Pseudomonas chlororaphis PCL1391 produces the secondary metabolite phenazine-1-carboxamide (PCN), which is an antifungal metabolite required for biocontrol activity of the strain. Identification of conditions involved in PCN production showed that some carbon sources and all amino acids tested promote PCN levels. Decreasing the pH from 7 to 6 or decreasing the growth temperature from 21 to 16°C decreased PCN production dramatically. In contrast, growth at 1% oxygen as well as low magnesium concentrations increased PCN levels. Salt stress, low concentrations of ferric iron, phosphate, sulfate, and ammonium ions reduced PCN levels.
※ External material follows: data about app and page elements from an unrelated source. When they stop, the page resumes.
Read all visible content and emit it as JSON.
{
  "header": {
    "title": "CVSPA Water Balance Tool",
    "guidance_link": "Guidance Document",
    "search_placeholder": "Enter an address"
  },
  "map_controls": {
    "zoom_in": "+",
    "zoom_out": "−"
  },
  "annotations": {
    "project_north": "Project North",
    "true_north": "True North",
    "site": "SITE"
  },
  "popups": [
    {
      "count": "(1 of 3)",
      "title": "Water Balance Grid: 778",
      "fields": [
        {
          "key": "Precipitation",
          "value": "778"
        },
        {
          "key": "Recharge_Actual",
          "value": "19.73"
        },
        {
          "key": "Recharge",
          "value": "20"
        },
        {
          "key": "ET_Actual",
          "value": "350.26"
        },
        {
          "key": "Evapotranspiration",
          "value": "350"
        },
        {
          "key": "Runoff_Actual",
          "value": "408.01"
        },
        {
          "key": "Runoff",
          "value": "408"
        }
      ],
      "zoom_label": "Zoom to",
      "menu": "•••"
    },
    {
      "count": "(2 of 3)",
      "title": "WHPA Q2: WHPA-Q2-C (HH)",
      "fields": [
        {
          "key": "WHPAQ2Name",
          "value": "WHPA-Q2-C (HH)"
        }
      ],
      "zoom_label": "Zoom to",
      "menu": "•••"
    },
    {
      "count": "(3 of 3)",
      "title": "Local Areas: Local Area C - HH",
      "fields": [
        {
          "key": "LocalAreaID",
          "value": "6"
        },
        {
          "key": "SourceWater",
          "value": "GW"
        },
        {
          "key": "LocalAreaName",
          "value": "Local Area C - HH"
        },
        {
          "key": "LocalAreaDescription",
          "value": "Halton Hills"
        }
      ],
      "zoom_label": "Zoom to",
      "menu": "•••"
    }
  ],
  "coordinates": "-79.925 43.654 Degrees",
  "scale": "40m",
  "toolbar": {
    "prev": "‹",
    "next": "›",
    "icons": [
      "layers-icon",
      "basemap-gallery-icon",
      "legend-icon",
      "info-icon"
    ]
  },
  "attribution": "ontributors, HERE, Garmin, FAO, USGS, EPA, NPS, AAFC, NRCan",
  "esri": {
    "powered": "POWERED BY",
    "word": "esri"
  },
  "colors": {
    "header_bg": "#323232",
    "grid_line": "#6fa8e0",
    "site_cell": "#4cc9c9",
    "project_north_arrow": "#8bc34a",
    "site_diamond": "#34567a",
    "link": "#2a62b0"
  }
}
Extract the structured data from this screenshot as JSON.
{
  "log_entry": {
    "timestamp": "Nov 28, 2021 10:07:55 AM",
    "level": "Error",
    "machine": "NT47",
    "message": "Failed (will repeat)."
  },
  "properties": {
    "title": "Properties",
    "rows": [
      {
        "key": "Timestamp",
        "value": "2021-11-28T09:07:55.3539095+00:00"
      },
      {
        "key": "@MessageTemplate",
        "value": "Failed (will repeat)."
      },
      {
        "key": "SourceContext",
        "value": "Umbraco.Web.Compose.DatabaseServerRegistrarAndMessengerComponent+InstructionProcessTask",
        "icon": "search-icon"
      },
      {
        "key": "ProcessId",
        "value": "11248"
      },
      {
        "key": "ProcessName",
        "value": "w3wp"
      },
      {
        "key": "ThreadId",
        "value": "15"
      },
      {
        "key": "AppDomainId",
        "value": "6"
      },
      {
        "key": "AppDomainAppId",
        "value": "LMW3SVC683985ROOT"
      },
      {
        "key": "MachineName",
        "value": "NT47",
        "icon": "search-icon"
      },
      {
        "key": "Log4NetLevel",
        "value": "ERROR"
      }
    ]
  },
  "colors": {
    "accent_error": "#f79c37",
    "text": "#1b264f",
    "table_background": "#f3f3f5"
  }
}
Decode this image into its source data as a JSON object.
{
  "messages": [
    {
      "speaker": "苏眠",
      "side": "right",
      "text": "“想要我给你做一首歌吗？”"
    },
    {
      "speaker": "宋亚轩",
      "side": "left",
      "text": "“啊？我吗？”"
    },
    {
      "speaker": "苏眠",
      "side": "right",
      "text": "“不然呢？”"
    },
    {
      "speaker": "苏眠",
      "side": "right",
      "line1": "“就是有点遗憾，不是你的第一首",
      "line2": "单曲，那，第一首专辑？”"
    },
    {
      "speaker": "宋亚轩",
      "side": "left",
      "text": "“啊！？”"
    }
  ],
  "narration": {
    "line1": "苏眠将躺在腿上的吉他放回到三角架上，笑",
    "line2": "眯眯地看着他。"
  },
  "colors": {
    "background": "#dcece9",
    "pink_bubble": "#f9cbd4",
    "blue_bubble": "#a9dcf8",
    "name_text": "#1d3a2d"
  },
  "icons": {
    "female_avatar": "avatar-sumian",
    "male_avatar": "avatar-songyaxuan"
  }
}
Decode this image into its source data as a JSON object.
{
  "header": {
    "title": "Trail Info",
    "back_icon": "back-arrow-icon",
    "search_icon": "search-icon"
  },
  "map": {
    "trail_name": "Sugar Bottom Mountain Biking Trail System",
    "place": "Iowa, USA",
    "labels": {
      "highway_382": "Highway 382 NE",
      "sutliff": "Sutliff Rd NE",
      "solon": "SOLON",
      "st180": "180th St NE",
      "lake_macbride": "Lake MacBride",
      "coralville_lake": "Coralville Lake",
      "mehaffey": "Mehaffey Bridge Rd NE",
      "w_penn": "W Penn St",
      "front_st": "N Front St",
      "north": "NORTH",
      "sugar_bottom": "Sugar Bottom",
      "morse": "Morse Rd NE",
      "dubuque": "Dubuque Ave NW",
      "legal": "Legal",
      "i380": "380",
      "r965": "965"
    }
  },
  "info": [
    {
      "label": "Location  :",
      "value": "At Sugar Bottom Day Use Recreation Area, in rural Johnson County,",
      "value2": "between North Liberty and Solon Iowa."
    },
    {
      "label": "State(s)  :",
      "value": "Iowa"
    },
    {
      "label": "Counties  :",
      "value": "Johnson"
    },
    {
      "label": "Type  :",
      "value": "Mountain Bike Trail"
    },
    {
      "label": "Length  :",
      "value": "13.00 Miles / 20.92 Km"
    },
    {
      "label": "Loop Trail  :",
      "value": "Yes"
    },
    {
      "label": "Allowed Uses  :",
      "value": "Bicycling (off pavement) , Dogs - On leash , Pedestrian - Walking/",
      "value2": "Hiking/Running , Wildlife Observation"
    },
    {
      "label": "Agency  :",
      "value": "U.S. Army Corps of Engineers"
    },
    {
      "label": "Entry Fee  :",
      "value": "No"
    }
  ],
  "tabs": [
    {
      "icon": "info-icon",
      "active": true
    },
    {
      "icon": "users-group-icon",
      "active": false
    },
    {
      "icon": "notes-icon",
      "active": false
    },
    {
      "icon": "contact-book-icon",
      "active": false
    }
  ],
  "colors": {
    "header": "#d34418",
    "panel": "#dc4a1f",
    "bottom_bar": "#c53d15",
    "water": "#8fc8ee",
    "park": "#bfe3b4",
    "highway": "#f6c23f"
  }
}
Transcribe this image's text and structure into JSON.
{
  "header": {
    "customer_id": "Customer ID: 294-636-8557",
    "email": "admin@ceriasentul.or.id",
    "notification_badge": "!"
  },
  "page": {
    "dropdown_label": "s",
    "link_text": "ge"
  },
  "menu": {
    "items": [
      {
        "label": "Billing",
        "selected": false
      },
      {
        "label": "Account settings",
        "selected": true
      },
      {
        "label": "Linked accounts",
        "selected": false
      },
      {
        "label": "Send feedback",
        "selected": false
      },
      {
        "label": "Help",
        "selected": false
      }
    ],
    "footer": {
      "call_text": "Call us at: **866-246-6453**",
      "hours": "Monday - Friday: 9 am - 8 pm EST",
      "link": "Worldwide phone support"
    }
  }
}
Fusaric acid, a secondary metabolite produced by the soilborne Fusarium spp. fungi, also reduced PCN levels. Different nitrogen sources greatly influenced PCN levels. Analysis of autoinducer levels at conditions of high and low PCN production demonstrated that, under all tested conditions, PCN levels correlate with autoinducer levels, indicating that the regulation of PCN production by environmental factors takes place at or before autoinducer production. Moreover, the results show that autoinducer production not only is induced by a high optical density but also can be induced by certain environmental conditions. We discuss our findings in relation to the success of biocontrol in the field.

© 2004 The American Phytopathological Society